WORK TASK
Print the listing exactly.
______
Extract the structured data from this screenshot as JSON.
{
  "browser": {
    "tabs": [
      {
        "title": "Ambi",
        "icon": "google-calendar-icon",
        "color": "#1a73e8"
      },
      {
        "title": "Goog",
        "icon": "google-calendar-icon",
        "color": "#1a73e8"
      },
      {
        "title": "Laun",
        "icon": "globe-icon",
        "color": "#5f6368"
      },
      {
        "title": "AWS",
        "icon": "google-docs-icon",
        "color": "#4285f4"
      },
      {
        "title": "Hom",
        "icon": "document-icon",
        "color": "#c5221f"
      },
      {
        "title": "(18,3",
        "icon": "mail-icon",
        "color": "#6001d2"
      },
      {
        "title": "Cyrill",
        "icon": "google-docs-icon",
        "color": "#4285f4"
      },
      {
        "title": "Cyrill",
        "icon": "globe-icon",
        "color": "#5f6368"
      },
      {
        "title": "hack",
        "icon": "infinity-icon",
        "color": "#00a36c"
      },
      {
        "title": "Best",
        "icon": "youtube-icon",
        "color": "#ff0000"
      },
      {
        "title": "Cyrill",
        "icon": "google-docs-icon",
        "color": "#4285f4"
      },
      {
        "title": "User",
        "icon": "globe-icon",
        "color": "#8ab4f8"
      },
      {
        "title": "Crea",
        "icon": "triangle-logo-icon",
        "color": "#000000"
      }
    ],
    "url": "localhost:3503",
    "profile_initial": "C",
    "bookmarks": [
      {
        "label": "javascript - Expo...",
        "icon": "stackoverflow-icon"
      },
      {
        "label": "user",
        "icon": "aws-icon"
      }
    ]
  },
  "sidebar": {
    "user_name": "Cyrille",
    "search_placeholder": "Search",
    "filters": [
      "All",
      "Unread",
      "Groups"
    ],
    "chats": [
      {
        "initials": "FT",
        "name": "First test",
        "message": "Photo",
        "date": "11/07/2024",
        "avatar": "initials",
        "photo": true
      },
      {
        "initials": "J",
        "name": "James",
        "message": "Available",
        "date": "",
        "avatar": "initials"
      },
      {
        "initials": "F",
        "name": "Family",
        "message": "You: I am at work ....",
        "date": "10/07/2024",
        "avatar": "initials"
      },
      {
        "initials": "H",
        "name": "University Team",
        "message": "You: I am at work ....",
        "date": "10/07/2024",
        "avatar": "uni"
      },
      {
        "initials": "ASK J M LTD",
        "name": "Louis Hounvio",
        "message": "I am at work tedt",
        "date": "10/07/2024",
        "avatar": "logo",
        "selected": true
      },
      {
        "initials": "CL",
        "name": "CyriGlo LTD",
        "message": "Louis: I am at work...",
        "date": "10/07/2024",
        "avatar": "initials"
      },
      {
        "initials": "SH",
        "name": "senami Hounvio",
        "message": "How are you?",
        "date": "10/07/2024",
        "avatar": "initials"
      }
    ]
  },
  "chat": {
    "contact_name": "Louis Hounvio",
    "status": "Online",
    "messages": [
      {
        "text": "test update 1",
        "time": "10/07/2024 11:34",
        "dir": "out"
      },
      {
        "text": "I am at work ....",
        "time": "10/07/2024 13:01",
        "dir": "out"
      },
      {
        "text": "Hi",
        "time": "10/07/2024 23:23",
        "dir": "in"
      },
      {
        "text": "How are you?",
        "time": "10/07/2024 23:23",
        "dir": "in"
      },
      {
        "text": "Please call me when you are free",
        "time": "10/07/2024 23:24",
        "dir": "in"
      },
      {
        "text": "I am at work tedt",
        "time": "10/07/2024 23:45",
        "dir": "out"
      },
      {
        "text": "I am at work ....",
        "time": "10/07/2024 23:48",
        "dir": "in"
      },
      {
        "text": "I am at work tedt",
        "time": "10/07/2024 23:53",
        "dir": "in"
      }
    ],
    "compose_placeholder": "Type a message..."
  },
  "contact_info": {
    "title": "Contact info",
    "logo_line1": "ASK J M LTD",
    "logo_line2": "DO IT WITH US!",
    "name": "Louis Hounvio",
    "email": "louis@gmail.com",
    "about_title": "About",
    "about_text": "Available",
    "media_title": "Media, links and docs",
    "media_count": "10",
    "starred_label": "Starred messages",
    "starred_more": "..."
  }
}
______
PROBLEM SOLUTION
Extract the structured data from this screenshot as JSON.
{
  "browser": {
    "tabs": [
      {
        "title": "Ambi",
        "icon": "google-calendar-icon",
        "color": "#1a73e8"
      },
      {
        "title": "Goog",
        "icon": "google-calendar-icon",
        "color": "#1a73e8"
      },
      {
        "title": "Laun",
        "icon": "globe-icon",
        "color": "#5f6368"
      },
      {
        "title": "AWS",
        "icon": "google-docs-icon",
        "color": "#4285f4"
      },
      {
        "title": "Hom",
        "icon": "document-icon",
        "color": "#c5221f"
      },
      {
        "title": "(18,3",
        "icon": "mail-icon",
        "color": "#6001d2"
      },
      {
        "title": "Cyrill",
        "icon": "google-docs-icon",
        "color": "#4285f4"
      },
      {
        "title": "Cyrill",
        "icon": "globe-icon",
        "color": "#5f6368"
      },
      {
        "title": "hack",
        "icon": "infinity-icon",
        "color": "#00a36c"
      },
      {
        "title": "Best",
        "icon": "youtube-icon",
        "color": "#ff0000"
      },
      {
        "title": "Cyrill",
        "icon": "google-docs-icon",
        "color": "#4285f4"
      },
      {
        "title": "User",
        "icon": "globe-icon",
        "color": "#8ab4f8"
      },
      {
        "title": "Crea",
        "icon": "triangle-logo-icon",
        "color": "#000000"
      }
    ],
    "url": "localhost:3503",
    "profile_initial": "C",
    "bookmarks": [
      {
        "label": "javascript - Expo...",
        "icon": "stackoverflow-icon"
      },
      {
        "label": "user",
        "icon": "aws-icon"
      }
    ]
  },
  "sidebar": {
    "user_name": "Cyrille",
    "search_placeholder": "Search",
    "filters": [
      "All",
      "Unread",
      "Groups"
    ],
    "chats": [
      {
        "initials": "FT",
        "name": "First test",
        "message": "Photo",
        "date": "11/07/2024",
        "avatar": "initials",
        "photo": true
      },
      {
        "initials": "J",
        "name": "James",
        "message": "Available",
        "date": "",
        "avatar": "initials"
      },
      {
        "initials": "F",
        "name": "Family",
        "message": "You: I am at work ....",
        "date": "10/07/2024",
        "avatar": "initials"
      },
      {
        "initials": "H",
        "name": "University Team",
        "message": "You: I am at work ....",
        "date": "10/07/2024",
        "avatar": "uni"
      },
      {
        "initials": "ASK J M LTD",
        "name": "Louis Hounvio",
        "message": "I am at work tedt",
        "date": "10/07/2024",
        "avatar": "logo",
        "selected": true
      },
      {
        "initials": "CL",
        "name": "CyriGlo LTD",
        "message": "Louis: I am at work...",
        "date": "10/07/2024",
        "avatar": "initials"
      },
      {
        "initials": "SH",
        "name": "senami Hounvio",
        "message": "How are you?",
        "date": "10/07/2024",
        "avatar": "initials"
      }
    ]
  },
  "chat": {
    "contact_name": "Louis Hounvio",
    "status": "Online",
    "messages": [
      {
        "text": "test update 1",
        "time": "10/07/2024 11:34",
        "dir": "out"
      },
      {
        "text": "I am at work ....",
        "time": "10/07/2024 13:01",
        "dir": "out"
      },
      {
        "text": "Hi",
        "time": "10/07/2024 23:23",
        "dir": "in"
      },
      {
        "text": "How are you?",
        "time": "10/07/2024 23:23",
        "dir": "in"
      },
      {
        "text": "Please call me when you are free",
        "time": "10/07/2024 23:24",
        "dir": "in"
      },
      {
        "text": "I am at work tedt",
        "time": "10/07/2024 23:45",
        "dir": "out"
      },
      {
        "text": "I am at work ....",
        "time": "10/07/2024 23:48",
        "dir": "in"
      },
      {
        "text": "I am at work tedt",
        "time": "10/07/2024 23:53",
        "dir": "in"
      }
    ],
    "compose_placeholder": "Type a message..."
  },
  "contact_info": {
    "title": "Contact info",
    "logo_line1": "ASK J M LTD",
    "logo_line2": "DO IT WITH US!",
    "name": "Louis Hounvio",
    "email": "louis@gmail.com",
    "about_title": "About",
    "about_text": "Available",
    "media_title": "Media, links and docs",
    "media_count": "10",
    "starred_label": "Starred messages",
    "starred_more": "..."
  }
}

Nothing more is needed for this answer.